Review of Lahoucine Ouzgane (Ed.), Islamic Masculinities (London: Zed Books, 2006), 288 pp.
The growing body of literature that focuses on masculinities is a necessary and pleasing development to those concerned with issues of gender and sexual dynamics. The study of masculinities in recent years has focused on examinations of manhood in North American and European contexts. However, scholarly research has until relatively recently neglected masculine identities beyond the so-called 'western' world. Indeed, as Lahoucine Ouzgane states in his introduction, whereas studies of women in other parts of the world, including women of the Islamic world, seem now to abound, the issue of 'Islamic masculinity' has escaped the same level of investigation. Published as part of the 'Global Masculinities' series, this work offers a much-awaited insight into constructions of masculinity in Islamic countries. It is a groundbreaking new study that will serve as a point of departure for anyone interested in gender identities, particularly masculine identities, in the Islamic world. The editor is currently Associate Professor of English and film studies at the University of Alberta, Canada; his other publications most notably include a sister edition entitled African Masculinities.
Through a collection of articles, this work introduces some of the key debates around Muslim men and masculinity by examining diverse aspects and themes of manhood in several different societies such as Pakistan, Egypt, Turkey and the Yemen amongst others. Accordingly, the essays originate from a range of disciplines ranging from sociological enquiries to the interpretation of literature and popular culture. Chapter six, for example, studies the film Urs bil Kalil (Wedding in Galilee) and examines the plot line and technical aspects of the screenplay. Chapter ten, on the other hand, draws on the historical and political context of Ba'thist Iraq whilst looking at media influences on gender roles of the period. The themes under scrutiny range from male infertility, sexuality and gendered life experiences to how regimes use gender for political and militaristic aims. In a global political climate that has thrust the subject of Islamic gender dynamics to the very forefront of attention, this book attempts to clarify a whole host of dangerous and misleading assumptions whilst at the same time keeping an admirable sense of objectivity and scholarly rigour. One of its principal objectives is to counter the trend of seeing gender studies in an Islamic context as being solely a study of women and women's lives. It also represents a successful application of men's studies to non-western cultures.

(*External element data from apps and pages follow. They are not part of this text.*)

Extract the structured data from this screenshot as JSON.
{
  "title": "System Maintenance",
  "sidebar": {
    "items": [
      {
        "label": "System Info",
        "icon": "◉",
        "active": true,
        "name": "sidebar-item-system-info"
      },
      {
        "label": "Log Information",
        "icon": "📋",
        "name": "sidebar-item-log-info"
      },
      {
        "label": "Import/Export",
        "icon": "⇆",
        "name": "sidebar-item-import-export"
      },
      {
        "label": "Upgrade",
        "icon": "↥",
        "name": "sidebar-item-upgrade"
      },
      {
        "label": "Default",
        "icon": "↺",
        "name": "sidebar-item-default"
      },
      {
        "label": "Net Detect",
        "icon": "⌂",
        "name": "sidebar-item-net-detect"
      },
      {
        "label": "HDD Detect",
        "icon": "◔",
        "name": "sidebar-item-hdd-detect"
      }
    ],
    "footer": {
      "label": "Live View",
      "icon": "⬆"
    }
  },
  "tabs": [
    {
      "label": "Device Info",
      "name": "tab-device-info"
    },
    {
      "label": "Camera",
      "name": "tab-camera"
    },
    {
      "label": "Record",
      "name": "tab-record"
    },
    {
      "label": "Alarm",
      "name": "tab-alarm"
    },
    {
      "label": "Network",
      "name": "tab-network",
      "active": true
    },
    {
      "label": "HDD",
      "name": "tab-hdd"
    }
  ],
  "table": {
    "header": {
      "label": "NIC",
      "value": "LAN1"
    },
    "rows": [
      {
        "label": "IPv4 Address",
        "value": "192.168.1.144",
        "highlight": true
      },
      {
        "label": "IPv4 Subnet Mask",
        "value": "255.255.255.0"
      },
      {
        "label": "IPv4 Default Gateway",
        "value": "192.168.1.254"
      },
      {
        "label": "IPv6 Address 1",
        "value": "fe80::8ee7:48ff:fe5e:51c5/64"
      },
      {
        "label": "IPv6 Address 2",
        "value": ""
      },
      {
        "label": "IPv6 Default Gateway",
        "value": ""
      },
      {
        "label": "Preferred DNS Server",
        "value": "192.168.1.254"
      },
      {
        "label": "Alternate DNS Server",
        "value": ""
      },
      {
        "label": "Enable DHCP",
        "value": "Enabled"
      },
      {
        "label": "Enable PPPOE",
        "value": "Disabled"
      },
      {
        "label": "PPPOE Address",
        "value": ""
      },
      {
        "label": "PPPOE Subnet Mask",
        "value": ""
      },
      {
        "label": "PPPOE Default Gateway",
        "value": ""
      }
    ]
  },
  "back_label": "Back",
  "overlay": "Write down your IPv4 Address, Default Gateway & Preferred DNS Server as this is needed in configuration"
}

The contributors to the collection resist the temptation to overly attribute constructions of masculinity solely to the doctrine and teachings of Islam, whilst at the same time recognising and underlining its powerful influence. Islam, unlike other world religions whose influence on gender and sexual dynamics has gradually weakened, continues to be the firm point of reference for all Muslims and the link between religion and culture remains very strong indeed. However, one of the principal arguments of the introduction and the volume as a whole, is that gender roles in Islamic cultures have developed from a complex mixture not only of the teachings of the Qur'an and the Hadith themselves, but also of cultural and sociological trends that pre-date Islam. Following on from this, the collection also succeeds in recognising the differences between notions of virility from country to country. From the outset, the editor underlines the 'social constructionist' approach of the book (p. 2) and argues that masculinity should be examined in its proper context, that is to say moulded by a wide variety of influences. This, of course, places Islam at the forefront, but also considers socioeconomic, social, historical and cultural factors. Nevertheless, the strong grasp that Islam holds over culture is explored and its influences clearly outlined. …